**Data in this exercise:**
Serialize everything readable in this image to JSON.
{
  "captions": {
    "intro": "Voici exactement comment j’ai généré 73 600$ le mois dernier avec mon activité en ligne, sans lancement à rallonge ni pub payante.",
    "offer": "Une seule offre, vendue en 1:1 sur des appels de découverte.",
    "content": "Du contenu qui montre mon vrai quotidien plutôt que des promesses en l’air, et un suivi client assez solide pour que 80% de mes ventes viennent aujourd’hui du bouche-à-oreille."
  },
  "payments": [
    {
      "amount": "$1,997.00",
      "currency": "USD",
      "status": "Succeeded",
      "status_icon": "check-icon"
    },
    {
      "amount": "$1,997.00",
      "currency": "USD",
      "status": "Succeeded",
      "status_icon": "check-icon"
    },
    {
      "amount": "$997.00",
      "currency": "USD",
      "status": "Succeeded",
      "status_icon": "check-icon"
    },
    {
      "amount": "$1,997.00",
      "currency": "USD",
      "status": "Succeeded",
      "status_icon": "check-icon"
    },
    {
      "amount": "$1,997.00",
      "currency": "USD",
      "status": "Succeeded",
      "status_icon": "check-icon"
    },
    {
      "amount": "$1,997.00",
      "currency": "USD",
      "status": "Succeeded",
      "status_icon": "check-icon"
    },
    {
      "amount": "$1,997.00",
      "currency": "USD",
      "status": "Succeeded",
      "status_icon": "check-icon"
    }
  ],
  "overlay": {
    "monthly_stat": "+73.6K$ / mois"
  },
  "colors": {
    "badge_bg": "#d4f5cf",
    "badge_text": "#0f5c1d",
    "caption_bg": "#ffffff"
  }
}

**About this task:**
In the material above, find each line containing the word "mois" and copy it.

**Completed task:**
    "intro": "Voici exactement comment j’ai généré 73 600$ le mois dernier avec mon activité en ligne, sans lancement à rallonge ni pub payante.",
    "monthly_stat": "+73.6K$ / mois"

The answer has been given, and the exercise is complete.